#### [Problem details]
The job is to find each line in the entries holding the string "CODES" and copy that line.

#### [Records provided]
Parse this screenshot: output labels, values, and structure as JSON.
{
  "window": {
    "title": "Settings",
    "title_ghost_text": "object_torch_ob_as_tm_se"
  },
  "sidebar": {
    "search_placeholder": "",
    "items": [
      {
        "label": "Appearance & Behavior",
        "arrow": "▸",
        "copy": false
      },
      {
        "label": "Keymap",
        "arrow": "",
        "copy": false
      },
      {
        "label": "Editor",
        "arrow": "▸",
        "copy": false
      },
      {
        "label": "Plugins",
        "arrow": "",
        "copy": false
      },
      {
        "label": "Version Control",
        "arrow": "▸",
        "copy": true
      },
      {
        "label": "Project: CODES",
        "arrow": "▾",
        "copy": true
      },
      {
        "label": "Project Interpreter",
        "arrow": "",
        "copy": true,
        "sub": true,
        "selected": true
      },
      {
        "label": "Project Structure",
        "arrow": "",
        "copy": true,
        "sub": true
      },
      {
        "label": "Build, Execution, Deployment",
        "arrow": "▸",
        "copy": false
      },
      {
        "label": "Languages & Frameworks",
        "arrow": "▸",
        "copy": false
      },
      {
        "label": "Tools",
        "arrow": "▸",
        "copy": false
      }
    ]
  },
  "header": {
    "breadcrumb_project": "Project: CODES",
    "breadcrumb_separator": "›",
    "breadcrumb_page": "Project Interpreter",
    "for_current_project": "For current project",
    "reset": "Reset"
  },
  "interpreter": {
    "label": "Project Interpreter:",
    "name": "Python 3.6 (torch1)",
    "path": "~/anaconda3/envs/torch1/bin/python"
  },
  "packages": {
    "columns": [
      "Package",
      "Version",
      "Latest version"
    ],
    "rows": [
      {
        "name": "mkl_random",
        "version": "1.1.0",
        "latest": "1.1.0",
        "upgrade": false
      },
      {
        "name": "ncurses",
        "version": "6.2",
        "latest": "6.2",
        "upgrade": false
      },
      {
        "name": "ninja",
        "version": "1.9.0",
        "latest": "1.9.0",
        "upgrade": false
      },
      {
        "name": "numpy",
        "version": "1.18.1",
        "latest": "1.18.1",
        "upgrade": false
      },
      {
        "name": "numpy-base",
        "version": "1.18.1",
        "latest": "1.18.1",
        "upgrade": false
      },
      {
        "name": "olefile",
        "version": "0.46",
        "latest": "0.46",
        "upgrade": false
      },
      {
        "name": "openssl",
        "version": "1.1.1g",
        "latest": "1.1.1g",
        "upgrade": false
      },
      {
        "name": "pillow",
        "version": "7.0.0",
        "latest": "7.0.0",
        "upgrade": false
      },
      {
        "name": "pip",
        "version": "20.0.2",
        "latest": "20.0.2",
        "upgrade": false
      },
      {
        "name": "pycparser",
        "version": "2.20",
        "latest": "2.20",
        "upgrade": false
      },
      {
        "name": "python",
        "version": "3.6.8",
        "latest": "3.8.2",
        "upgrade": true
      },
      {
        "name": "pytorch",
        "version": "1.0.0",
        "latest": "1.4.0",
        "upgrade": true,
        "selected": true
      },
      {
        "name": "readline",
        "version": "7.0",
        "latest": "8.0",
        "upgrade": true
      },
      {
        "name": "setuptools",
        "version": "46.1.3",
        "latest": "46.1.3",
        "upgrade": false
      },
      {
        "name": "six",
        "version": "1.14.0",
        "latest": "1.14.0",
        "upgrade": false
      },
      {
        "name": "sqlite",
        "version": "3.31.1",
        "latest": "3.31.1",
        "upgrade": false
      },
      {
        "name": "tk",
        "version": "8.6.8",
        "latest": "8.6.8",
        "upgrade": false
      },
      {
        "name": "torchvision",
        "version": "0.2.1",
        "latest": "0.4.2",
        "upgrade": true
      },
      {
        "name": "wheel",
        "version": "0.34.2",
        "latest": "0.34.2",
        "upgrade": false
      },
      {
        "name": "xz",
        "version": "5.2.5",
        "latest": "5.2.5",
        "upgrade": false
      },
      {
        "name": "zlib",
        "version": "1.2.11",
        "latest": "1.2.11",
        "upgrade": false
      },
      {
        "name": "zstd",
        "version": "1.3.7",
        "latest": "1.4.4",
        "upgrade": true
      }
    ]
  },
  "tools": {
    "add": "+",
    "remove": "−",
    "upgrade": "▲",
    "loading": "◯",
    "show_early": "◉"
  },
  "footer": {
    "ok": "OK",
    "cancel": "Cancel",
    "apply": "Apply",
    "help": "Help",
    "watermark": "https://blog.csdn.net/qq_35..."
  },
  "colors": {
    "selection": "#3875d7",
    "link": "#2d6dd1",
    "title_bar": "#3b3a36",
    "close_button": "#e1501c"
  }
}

#### [Solution for this problem]
        "label": "Project: CODES",
    "breadcrumb_project": "Project: CODES",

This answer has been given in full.